__Work request__: Look through the material below and show every line with the word "description".

__Exercise inputs__:
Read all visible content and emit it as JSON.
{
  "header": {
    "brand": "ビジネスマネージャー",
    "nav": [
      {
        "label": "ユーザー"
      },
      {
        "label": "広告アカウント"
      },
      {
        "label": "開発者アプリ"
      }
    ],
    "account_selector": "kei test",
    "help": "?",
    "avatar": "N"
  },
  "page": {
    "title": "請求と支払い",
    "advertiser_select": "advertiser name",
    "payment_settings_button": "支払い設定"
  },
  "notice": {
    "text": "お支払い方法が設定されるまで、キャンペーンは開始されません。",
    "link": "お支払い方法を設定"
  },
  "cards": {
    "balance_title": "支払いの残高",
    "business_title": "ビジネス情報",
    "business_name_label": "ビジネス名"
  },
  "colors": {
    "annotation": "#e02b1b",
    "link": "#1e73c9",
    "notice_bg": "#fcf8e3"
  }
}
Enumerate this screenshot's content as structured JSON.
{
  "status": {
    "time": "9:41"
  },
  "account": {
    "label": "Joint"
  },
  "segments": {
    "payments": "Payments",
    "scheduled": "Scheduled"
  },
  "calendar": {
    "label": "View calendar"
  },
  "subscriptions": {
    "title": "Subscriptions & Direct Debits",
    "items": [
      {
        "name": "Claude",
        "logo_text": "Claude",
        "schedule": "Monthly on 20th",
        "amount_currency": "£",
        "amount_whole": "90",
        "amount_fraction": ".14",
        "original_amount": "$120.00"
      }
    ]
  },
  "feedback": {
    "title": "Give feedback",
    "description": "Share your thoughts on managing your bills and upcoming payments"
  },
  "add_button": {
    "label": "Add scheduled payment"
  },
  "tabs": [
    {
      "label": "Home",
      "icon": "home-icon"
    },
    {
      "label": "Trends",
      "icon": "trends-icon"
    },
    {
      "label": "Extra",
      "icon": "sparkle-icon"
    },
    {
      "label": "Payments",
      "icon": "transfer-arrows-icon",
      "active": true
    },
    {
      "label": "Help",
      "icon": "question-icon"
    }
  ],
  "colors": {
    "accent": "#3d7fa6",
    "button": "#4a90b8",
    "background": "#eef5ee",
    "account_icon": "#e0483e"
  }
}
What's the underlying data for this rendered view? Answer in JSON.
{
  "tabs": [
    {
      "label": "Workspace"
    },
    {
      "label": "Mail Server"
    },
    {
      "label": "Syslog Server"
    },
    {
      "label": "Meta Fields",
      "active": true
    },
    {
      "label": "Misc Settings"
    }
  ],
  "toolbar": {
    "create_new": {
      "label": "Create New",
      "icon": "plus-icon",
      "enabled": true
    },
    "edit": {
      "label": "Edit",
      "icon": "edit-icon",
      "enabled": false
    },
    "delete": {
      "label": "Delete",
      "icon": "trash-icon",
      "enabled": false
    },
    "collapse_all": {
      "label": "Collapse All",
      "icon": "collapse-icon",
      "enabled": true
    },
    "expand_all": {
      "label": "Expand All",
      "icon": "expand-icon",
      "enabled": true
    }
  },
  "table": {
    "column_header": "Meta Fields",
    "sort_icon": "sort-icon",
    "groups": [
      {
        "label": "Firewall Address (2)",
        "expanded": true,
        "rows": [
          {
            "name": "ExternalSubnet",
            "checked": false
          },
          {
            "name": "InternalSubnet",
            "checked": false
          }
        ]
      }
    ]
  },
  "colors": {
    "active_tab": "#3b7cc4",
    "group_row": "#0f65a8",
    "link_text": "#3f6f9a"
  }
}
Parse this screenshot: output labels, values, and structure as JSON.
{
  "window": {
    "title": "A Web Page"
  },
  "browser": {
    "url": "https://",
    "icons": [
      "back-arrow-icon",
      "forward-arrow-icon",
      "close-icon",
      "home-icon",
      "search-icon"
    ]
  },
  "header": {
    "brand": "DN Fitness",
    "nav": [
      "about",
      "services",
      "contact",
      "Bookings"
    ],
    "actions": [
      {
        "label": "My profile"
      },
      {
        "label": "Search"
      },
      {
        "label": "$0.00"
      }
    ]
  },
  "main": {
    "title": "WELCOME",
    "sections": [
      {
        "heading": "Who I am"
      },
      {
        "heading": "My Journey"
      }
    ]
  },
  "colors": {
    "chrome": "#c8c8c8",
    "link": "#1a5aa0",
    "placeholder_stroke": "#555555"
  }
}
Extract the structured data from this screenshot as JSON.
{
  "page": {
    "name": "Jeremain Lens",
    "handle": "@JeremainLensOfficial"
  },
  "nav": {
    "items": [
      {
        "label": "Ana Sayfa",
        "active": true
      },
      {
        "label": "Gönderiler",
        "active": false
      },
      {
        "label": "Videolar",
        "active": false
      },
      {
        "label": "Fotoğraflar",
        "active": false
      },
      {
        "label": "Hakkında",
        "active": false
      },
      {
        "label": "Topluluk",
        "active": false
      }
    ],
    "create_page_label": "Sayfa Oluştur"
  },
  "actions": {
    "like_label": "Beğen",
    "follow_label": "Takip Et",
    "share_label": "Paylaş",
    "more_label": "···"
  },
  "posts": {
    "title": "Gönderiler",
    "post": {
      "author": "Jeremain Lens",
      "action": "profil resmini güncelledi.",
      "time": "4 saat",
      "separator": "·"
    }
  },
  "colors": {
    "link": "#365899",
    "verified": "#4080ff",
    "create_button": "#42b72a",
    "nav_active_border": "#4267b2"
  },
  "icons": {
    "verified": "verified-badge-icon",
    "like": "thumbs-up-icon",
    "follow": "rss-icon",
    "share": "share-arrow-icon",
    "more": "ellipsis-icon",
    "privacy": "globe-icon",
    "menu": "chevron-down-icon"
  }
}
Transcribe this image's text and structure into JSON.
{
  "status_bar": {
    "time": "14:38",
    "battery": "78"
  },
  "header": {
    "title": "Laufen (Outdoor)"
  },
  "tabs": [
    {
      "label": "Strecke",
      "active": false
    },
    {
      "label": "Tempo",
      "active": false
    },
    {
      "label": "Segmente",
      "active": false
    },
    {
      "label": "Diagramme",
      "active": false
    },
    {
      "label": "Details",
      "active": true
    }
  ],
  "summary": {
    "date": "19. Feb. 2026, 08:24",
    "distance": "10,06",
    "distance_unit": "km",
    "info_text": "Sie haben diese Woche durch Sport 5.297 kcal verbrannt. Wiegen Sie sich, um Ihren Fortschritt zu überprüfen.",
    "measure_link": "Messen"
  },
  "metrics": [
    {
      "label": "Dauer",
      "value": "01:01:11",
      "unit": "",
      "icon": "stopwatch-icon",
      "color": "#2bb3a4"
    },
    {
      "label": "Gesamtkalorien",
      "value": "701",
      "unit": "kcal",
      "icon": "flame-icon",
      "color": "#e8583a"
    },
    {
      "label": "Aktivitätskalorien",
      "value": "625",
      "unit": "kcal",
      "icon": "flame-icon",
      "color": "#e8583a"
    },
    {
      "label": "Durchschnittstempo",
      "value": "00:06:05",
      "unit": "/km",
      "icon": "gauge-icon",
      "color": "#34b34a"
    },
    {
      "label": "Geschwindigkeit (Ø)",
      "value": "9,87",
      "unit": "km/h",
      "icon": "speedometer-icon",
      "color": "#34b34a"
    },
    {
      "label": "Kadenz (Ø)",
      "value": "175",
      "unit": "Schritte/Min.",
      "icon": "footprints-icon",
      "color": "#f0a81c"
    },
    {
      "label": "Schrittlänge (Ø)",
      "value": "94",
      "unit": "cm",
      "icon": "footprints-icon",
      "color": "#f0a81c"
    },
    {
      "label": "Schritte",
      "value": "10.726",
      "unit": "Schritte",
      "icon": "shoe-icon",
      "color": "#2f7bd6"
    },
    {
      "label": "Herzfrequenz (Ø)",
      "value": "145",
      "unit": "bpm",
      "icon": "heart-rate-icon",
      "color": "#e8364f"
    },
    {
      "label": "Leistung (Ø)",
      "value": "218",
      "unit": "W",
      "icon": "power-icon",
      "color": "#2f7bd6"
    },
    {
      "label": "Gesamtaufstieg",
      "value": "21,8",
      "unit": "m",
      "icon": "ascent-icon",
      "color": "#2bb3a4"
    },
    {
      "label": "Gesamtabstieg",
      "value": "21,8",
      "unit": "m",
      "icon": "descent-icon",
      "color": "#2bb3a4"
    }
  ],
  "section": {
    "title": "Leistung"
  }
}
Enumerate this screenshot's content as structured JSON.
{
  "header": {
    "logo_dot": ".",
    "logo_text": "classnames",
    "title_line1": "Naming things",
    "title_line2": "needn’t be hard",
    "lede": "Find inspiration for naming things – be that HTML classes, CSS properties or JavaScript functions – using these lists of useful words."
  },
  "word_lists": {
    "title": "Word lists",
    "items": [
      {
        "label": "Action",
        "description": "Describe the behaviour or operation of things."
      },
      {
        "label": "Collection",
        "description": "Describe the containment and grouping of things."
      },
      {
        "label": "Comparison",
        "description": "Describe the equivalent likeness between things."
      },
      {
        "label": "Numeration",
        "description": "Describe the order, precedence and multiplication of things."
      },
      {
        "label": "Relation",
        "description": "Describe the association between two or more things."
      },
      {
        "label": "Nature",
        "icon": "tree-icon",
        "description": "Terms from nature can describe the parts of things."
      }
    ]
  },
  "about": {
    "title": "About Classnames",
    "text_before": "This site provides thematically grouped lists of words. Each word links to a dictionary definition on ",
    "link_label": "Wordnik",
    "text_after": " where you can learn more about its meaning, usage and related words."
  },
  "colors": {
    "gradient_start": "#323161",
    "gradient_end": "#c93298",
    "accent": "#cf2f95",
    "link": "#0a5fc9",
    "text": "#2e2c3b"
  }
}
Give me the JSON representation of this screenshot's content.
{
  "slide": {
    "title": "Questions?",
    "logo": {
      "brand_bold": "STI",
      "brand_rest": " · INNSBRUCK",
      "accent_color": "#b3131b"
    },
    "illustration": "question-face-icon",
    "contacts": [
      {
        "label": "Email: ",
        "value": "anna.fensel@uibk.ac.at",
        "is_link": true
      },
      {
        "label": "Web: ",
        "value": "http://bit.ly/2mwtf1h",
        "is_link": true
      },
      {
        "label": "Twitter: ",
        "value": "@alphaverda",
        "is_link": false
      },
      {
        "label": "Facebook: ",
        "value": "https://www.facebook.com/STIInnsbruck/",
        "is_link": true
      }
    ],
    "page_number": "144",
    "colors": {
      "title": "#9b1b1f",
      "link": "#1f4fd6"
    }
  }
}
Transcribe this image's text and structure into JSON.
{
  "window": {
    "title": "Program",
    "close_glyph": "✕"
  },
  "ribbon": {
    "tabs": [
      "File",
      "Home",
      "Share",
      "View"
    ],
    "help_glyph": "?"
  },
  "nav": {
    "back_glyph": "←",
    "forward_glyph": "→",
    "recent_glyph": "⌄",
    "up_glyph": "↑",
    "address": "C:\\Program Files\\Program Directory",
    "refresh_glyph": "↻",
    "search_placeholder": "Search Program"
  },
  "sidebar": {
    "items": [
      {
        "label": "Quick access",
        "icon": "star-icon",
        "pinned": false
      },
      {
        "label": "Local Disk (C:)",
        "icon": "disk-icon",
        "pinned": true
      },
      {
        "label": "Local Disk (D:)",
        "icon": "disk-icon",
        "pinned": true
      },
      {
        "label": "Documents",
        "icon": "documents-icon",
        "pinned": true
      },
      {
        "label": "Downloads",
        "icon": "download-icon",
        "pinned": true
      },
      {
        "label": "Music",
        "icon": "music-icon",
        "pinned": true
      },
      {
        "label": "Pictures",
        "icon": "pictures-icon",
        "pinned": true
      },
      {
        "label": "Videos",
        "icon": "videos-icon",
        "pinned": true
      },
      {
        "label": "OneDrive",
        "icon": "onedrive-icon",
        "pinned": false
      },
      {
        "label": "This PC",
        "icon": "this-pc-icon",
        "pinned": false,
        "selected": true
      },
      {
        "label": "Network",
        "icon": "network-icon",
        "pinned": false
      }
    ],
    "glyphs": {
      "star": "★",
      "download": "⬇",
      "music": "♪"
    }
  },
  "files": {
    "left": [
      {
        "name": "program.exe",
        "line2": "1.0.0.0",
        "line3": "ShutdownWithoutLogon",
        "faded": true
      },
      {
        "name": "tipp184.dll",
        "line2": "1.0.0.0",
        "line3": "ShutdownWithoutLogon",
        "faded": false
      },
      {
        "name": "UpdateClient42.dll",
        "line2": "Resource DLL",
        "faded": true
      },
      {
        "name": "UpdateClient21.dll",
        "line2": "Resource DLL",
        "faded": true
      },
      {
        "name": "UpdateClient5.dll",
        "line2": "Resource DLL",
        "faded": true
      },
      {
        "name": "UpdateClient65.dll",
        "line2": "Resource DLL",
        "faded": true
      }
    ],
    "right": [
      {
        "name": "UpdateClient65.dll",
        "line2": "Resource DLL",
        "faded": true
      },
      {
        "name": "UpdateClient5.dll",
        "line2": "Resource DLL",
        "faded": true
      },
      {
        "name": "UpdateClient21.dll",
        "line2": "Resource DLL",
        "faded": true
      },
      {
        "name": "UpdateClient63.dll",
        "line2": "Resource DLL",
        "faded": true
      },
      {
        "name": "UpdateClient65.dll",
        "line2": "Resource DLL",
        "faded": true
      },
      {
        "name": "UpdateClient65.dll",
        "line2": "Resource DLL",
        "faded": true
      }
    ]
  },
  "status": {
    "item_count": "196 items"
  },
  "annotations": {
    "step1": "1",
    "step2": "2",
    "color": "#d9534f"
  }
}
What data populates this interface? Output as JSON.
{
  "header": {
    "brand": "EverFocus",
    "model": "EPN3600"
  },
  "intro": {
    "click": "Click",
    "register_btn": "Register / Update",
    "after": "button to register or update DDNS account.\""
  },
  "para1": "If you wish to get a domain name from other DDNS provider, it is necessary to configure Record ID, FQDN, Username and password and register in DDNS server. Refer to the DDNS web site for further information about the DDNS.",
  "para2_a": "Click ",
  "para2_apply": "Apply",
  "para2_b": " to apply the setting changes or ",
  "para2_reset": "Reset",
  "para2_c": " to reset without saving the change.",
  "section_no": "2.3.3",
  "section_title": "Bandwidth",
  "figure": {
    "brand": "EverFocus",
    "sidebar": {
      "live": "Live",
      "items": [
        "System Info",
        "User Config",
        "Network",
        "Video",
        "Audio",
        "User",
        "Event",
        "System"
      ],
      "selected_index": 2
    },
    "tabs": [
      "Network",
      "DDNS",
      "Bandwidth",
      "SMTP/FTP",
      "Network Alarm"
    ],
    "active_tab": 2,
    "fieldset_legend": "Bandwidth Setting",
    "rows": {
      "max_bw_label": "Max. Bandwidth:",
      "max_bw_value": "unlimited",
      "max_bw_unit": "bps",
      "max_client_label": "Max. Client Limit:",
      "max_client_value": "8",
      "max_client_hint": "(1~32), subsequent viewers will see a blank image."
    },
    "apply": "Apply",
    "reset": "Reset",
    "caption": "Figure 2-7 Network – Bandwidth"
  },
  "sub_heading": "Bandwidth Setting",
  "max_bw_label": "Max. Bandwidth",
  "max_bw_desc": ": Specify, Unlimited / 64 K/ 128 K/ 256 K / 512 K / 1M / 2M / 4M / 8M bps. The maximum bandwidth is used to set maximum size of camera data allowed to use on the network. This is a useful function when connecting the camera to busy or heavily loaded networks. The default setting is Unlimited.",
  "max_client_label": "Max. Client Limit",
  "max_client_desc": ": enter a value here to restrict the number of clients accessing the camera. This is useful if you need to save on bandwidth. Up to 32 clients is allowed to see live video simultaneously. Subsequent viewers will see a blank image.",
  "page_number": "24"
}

__Output__:
    "description": "Share your thoughts on managing your bills and upcoming payments"
        "description": "Describe the behaviour or operation of things."
        "description": "Describe the containment and grouping of things."
        "description": "Describe the equivalent likeness between things."
        "description": "Describe the order, precedence and multiplication of things."
        "description": "Describe the association between two or more things."
        "description": "Terms from nature can describe the parts of things."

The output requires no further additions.